-- TASK INPUT follows --
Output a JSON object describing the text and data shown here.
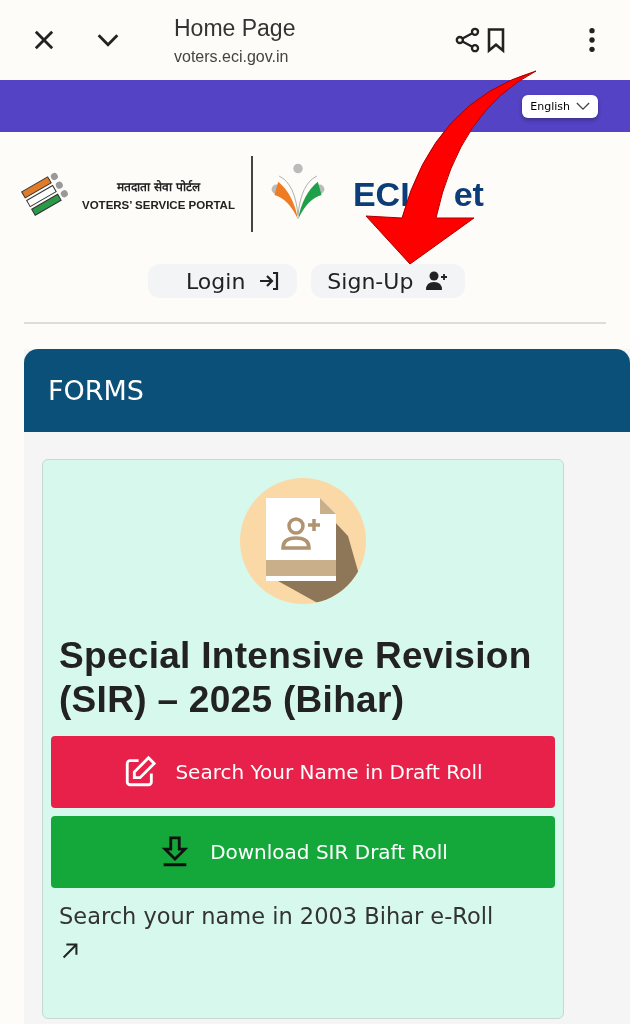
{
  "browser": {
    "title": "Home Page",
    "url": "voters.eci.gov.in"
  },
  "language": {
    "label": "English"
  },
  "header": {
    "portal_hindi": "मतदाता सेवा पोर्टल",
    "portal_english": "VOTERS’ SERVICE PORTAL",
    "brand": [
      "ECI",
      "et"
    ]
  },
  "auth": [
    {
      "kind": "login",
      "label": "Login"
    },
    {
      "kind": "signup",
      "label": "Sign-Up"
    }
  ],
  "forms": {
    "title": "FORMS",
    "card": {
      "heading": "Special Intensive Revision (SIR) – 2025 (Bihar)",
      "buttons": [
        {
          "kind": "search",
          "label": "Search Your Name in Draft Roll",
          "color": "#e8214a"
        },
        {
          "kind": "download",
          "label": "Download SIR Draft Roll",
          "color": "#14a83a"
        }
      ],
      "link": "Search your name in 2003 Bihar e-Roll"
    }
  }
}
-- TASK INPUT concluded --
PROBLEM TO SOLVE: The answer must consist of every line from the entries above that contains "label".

RESULT BELOW:
    "label": "English"
      "label": "Login"
      "label": "Sign-Up"
          "label": "Search Your Name in Draft Roll",
          "label": "Download SIR Draft Roll",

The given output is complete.